Start of Supplied data

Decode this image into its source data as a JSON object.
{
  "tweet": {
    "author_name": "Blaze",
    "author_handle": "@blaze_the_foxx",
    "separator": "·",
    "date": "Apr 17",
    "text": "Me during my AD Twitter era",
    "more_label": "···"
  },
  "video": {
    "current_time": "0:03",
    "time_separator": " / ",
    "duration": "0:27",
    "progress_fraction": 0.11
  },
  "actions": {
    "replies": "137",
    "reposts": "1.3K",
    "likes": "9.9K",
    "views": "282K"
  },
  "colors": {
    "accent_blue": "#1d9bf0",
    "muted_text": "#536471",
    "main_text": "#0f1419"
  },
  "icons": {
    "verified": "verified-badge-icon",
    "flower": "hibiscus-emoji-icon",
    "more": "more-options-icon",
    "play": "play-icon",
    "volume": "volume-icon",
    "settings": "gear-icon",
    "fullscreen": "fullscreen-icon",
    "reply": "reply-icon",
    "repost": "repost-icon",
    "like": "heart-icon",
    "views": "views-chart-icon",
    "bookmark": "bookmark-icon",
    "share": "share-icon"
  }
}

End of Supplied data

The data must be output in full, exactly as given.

Decode this image into its source data as a JSON object.
{
  "tweet": {
    "author_name": "Blaze",
    "author_handle": "@blaze_the_foxx",
    "separator": "·",
    "date": "Apr 17",
    "text": "Me during my AD Twitter era",
    "more_label": "···"
  },
  "video": {
    "current_time": "0:03",
    "time_separator": " / ",
    "duration": "0:27",
    "progress_fraction": 0.11
  },
  "actions": {
    "replies": "137",
    "reposts": "1.3K",
    "likes": "9.9K",
    "views": "282K"
  },
  "colors": {
    "accent_blue": "#1d9bf0",
    "muted_text": "#536471",
    "main_text": "#0f1419"
  },
  "icons": {
    "verified": "verified-badge-icon",
    "flower": "hibiscus-emoji-icon",
    "more": "more-options-icon",
    "play": "play-icon",
    "volume": "volume-icon",
    "settings": "gear-icon",
    "fullscreen": "fullscreen-icon",
    "reply": "reply-icon",
    "repost": "repost-icon",
    "like": "heart-icon",
    "views": "views-chart-icon",
    "bookmark": "bookmark-icon",
    "share": "share-icon"
  }
}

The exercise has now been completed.